Because of the diverse geological and sociological areas throughout the county, the study recommends three homeless centers; one located in each of the communities of Roseville, Auburn and Lake Tahoe. The homeless population doesn’t move around very much. For the most part, they stay where they are so services need to be offered where the homeless are located. 

The report recommends that a one-stop 24/7 facilities should be located in Auburn and Roseville.  The consultant who did the research and compiled the report, Dr. Robert G. Marbut, said the goal is to get these individuals into treatment and stable. After they can think clearly they can better accept programs and services that can assist them to getting back on their feet.  Although the report may have been somewhat harsh on existing homeless non-profits, we all can agree that we can do better. I applaud, wholeheartedly, the work that existing groups such as the Gathering Inn and local faith community have done to address the issue thus far, but as your representative, we, as your County government need to do a better and more focused job with this issue.   
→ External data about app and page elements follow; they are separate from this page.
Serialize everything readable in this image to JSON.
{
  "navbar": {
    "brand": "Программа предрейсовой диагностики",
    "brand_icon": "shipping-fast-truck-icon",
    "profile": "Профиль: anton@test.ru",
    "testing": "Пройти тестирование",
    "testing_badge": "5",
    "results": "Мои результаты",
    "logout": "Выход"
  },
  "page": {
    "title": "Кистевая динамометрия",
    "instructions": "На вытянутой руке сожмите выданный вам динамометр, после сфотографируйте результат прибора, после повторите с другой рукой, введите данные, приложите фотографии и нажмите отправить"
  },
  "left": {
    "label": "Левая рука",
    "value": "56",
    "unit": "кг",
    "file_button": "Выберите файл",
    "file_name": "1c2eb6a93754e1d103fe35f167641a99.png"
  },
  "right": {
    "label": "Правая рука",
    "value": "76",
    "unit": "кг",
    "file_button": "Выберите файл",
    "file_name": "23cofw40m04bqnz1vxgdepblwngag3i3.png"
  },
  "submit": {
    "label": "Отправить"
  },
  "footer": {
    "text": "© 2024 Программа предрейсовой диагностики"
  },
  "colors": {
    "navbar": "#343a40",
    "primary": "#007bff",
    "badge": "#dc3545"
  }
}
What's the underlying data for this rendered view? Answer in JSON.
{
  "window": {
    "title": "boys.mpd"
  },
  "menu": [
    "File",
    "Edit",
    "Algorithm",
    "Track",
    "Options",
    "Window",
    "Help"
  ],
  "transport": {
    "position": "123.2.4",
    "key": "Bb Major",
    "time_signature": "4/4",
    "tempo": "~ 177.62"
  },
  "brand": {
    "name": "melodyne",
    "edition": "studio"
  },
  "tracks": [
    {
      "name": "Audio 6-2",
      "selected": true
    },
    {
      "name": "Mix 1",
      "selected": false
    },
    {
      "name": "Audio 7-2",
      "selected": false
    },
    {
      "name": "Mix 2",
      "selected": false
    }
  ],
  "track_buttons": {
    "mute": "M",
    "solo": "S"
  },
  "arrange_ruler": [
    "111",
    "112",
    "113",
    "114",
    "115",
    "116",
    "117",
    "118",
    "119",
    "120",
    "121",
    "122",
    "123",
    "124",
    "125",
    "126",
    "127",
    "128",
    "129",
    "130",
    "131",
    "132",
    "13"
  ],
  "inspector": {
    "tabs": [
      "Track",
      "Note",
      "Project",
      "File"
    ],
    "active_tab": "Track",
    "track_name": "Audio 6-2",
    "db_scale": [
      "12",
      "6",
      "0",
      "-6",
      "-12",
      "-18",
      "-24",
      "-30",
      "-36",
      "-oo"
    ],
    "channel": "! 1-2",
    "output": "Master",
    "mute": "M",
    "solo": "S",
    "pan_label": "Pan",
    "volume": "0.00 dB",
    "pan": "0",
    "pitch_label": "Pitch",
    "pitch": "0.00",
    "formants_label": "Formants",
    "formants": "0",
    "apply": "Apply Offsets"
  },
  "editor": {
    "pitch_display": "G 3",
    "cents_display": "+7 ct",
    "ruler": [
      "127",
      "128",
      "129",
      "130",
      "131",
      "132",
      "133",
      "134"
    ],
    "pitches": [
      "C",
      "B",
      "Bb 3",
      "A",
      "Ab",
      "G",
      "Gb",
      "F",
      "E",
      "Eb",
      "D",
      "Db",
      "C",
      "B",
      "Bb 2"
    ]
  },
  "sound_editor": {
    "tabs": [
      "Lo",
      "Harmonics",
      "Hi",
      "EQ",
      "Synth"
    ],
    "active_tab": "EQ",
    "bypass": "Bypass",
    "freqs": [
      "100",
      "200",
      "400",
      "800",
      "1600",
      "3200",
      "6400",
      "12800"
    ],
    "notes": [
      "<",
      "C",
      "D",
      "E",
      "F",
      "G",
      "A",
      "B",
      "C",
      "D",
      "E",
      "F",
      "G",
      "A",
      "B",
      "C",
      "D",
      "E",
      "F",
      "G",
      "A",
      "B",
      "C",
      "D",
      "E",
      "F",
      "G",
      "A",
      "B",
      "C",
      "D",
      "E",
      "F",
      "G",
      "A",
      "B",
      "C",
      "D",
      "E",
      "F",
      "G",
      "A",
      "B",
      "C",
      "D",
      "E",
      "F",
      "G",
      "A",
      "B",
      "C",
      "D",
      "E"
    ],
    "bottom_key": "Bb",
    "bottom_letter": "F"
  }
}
The Board of Supervisors recently decided to open a temporary, overnight homeless shelter in north Auburn, using barracks that formerly served as a minimum security jail. While I have my reservations about this option, I think it is a good first step.  I am also working to address Roseville’s homeless issue as well and envision a twenty-four hour location that serves the homeless, provides them services, medical care and programs to get them on their feet.  Doing this would relieve our local hospitals from being inundated with homeless clients, freeing up expensive and scarce medical resources.  It could also assist with the homeless issue in densely populated and commercial areas such as Downtown.  

Everyone, the local jurisdictions, service providers and stakeholders need to get together to talk about how we can collectively change the homeless situation in Placer County. Homelessness is not an issue that begins and ends at the nearest political boundary. That’s why it will take a cooperative effort to make real improvement.    

As always, it is an honor and a privilege to serve you. I always welcome your feedback and can be reached by e-mail at or by phone at 916-787-8950.